Segment Start: MATERIAL SUPPLIED
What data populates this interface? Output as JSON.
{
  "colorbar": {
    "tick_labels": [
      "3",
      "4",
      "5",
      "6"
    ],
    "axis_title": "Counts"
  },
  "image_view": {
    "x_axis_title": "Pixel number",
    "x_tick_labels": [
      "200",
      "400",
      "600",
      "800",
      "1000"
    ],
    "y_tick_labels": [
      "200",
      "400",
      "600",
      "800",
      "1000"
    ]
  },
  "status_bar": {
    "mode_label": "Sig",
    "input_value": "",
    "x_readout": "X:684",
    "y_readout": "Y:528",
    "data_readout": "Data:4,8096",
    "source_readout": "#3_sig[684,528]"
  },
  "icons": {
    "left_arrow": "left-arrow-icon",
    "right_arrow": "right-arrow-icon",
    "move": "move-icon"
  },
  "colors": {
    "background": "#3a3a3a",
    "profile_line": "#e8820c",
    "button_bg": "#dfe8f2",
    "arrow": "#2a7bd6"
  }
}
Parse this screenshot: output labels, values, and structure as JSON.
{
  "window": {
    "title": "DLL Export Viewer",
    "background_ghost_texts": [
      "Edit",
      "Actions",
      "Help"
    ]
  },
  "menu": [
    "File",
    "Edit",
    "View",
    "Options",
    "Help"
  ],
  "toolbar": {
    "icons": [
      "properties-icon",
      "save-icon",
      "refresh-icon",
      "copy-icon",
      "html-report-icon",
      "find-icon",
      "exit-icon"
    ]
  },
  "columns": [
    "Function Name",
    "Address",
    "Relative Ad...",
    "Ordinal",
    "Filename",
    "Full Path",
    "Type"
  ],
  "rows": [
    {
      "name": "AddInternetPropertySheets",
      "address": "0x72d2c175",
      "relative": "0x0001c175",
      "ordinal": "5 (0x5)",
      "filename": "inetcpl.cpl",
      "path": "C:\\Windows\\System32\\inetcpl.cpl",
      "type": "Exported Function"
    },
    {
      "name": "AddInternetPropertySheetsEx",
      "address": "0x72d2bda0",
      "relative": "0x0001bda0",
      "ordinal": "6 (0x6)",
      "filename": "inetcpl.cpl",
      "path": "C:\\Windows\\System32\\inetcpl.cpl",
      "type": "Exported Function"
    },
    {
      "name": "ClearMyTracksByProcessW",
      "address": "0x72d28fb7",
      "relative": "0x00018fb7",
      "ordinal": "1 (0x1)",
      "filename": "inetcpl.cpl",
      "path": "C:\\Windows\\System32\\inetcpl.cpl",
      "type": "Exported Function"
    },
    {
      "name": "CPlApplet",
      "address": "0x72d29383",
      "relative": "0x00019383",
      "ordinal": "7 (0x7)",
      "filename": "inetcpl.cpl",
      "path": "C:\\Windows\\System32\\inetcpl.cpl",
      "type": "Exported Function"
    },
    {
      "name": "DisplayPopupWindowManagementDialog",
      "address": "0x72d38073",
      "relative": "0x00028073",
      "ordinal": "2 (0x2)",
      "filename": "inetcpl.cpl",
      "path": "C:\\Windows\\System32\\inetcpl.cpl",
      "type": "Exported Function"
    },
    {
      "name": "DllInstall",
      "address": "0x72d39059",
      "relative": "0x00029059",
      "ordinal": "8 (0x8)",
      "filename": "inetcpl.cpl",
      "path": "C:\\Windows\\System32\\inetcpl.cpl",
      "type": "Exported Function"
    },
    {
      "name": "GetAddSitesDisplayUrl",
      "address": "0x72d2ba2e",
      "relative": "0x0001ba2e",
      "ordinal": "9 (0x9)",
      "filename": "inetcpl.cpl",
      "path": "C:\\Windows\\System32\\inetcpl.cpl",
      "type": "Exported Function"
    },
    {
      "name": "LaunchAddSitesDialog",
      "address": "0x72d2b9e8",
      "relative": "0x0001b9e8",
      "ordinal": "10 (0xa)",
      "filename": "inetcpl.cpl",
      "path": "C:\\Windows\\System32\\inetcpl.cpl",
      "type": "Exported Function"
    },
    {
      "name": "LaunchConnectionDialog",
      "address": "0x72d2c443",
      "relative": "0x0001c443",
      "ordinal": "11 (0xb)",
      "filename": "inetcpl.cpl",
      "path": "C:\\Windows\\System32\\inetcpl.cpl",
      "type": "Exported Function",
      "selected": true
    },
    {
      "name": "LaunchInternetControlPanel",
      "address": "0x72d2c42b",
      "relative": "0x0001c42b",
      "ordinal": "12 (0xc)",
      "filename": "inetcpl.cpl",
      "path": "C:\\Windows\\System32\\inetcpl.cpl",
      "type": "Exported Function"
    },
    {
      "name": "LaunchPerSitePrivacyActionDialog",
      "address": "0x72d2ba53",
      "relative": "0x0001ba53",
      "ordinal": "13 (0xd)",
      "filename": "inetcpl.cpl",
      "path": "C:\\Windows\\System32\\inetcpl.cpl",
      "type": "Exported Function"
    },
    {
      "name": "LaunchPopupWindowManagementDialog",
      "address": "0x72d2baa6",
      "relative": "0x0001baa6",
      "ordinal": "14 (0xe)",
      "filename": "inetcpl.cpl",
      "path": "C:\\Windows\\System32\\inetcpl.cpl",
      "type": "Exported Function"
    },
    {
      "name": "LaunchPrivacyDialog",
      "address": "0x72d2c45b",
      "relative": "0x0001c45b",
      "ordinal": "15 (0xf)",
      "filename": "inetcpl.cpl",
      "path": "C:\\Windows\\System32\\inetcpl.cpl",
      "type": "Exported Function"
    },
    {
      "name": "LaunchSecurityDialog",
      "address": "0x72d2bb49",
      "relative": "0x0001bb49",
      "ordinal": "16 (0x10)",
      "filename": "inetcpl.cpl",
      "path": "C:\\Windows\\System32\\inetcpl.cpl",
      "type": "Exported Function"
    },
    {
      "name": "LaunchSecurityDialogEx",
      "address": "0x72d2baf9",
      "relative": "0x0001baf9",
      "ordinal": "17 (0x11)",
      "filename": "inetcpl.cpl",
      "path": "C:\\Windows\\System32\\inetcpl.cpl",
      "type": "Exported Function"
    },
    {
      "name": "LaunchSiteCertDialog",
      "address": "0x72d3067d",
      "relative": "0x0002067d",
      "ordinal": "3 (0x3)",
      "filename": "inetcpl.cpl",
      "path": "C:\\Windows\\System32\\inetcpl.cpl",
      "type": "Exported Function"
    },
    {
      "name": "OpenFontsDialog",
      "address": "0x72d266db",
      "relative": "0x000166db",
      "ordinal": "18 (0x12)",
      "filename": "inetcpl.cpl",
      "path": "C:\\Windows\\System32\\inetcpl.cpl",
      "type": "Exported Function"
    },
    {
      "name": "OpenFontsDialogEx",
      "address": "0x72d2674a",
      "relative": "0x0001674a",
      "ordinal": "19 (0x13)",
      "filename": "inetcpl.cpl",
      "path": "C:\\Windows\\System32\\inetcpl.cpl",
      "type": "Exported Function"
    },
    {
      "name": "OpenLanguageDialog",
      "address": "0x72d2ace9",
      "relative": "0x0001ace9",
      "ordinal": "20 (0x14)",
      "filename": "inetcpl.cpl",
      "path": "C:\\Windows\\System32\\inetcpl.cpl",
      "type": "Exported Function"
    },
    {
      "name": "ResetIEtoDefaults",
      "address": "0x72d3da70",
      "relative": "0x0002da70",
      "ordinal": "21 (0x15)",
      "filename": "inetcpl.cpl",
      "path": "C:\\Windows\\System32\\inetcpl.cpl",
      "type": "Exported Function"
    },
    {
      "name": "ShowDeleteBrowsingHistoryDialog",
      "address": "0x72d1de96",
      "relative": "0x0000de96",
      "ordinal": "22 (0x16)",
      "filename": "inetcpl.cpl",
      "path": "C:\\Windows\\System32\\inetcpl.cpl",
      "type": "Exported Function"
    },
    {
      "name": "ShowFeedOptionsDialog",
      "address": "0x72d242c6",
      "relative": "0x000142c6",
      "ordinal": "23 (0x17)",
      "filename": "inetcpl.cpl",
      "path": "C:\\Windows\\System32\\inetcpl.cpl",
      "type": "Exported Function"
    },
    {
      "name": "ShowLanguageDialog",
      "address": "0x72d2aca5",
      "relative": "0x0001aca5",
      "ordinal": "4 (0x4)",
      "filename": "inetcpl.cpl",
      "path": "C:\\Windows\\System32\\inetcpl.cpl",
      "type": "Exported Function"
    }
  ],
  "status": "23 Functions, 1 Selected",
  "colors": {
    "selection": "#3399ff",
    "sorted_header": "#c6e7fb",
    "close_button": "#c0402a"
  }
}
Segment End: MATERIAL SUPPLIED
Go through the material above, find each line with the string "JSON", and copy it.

** RESPONSE FOR THIS EXERCISE **
What data populates this interface? Output as JSON.
Parse this screenshot: output labels, values, and structure as JSON.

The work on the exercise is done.